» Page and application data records
------------------------------------

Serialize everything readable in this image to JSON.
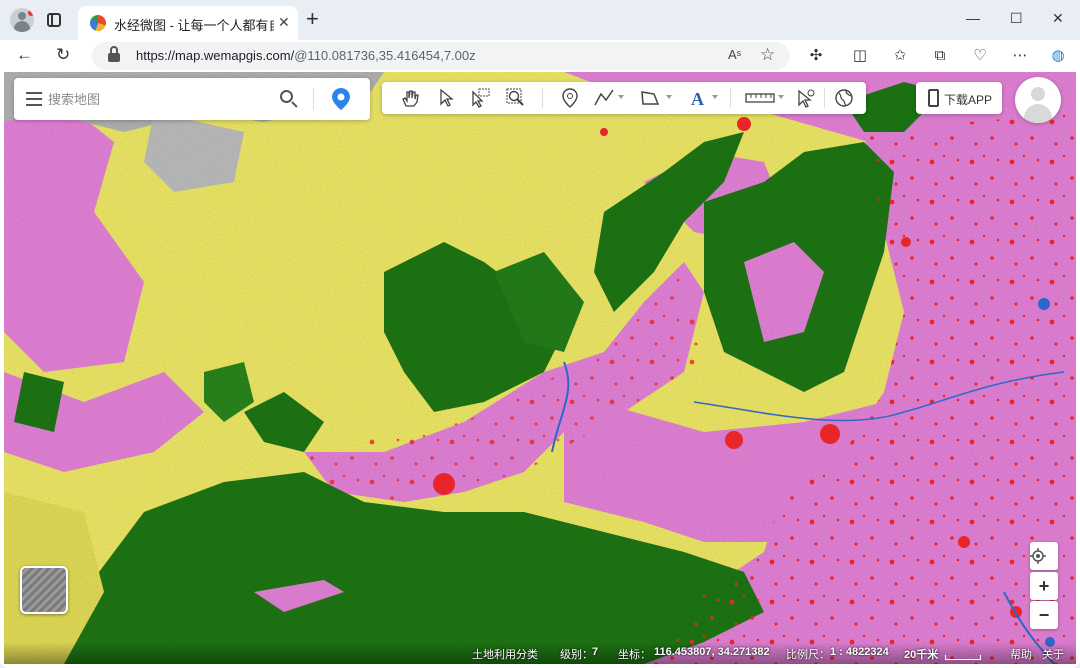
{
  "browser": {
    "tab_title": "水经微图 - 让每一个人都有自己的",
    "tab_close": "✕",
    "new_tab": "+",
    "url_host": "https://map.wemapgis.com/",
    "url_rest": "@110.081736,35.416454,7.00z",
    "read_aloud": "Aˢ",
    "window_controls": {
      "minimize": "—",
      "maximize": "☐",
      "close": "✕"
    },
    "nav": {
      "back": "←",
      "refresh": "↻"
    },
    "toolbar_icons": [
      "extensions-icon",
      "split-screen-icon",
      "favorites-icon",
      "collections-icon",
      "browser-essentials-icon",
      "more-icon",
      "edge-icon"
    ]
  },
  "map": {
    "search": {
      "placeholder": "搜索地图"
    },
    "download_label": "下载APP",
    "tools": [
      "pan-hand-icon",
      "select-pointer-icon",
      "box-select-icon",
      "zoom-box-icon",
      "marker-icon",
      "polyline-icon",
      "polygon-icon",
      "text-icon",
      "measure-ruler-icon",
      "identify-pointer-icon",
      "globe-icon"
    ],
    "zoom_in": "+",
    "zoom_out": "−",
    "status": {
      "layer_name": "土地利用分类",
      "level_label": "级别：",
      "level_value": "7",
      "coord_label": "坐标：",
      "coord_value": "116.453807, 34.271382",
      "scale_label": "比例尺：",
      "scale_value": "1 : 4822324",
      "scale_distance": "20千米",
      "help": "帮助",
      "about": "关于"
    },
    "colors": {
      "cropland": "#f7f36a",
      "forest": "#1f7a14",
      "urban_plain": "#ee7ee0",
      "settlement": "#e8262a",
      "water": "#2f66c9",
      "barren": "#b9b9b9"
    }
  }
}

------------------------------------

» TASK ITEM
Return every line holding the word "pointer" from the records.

» FINISHED EXERCISE
      "select-pointer-icon",
      "identify-pointer-icon",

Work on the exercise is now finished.